→ Exercise brief
Where the string "subtitle" occurs in a line of the data below, that line should be copied.

→ Supplied information
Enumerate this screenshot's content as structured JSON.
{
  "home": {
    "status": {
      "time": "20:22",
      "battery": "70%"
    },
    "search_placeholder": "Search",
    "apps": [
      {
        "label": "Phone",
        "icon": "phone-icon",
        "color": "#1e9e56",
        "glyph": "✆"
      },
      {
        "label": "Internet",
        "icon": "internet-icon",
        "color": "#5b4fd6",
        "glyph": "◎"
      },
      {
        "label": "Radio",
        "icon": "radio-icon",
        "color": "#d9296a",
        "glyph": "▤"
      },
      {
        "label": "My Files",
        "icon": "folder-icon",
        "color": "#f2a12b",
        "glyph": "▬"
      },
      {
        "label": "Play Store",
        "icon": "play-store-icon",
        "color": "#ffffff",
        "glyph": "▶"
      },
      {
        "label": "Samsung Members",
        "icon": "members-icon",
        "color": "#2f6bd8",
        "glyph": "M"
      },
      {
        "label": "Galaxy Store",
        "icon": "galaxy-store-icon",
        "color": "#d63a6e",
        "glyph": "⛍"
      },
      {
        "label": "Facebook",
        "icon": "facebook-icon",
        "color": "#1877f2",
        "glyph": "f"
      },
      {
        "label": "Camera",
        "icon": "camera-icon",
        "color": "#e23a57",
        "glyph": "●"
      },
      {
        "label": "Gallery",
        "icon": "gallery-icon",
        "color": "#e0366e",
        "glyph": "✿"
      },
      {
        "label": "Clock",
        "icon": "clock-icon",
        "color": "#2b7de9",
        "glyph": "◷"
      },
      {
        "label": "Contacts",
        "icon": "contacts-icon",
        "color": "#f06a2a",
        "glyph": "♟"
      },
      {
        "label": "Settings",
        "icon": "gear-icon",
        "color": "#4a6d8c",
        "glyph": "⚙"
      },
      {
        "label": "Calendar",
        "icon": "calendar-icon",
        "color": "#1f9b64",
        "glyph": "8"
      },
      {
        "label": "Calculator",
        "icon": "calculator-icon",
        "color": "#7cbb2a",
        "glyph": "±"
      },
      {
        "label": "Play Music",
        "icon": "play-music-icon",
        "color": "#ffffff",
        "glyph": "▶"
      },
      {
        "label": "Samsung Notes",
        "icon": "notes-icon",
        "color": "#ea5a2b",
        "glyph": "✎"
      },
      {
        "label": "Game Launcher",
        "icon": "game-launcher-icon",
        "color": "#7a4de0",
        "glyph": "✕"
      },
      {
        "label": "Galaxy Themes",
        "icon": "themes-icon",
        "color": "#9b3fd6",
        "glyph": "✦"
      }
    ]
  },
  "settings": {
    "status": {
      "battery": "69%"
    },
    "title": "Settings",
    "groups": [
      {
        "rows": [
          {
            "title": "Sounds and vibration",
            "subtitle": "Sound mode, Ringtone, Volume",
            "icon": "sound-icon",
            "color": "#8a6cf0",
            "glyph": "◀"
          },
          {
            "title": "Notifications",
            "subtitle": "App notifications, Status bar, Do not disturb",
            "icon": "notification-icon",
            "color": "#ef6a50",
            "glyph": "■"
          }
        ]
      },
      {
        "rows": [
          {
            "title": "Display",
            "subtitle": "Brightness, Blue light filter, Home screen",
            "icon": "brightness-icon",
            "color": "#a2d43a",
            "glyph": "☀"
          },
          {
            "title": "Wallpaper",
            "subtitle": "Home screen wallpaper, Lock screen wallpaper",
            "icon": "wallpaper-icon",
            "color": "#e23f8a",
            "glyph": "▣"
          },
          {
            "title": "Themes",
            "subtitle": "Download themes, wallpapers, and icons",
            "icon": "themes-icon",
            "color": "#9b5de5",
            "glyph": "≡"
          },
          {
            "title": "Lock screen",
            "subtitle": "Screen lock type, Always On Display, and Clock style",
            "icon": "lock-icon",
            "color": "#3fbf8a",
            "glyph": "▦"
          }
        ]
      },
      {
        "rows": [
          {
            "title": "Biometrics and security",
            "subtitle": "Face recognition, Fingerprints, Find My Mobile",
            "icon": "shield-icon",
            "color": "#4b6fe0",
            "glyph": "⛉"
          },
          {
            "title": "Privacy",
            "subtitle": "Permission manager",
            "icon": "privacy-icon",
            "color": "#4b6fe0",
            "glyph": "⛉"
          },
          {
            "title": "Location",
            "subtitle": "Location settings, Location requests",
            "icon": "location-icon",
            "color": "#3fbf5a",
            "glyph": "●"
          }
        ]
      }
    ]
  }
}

→ Task solution
            "subtitle": "Sound mode, Ringtone, Volume",
            "subtitle": "App notifications, Status bar, Do not disturb",
            "subtitle": "Brightness, Blue light filter, Home screen",
            "subtitle": "Home screen wallpaper, Lock screen wallpaper",
            "subtitle": "Download themes, wallpapers, and icons",
            "subtitle": "Screen lock type, Always On Display, and Clock style",
            "subtitle": "Face recognition, Fingerprints, Find My Mobile",
            "subtitle": "Permission manager",
            "subtitle": "Location settings, Location requests",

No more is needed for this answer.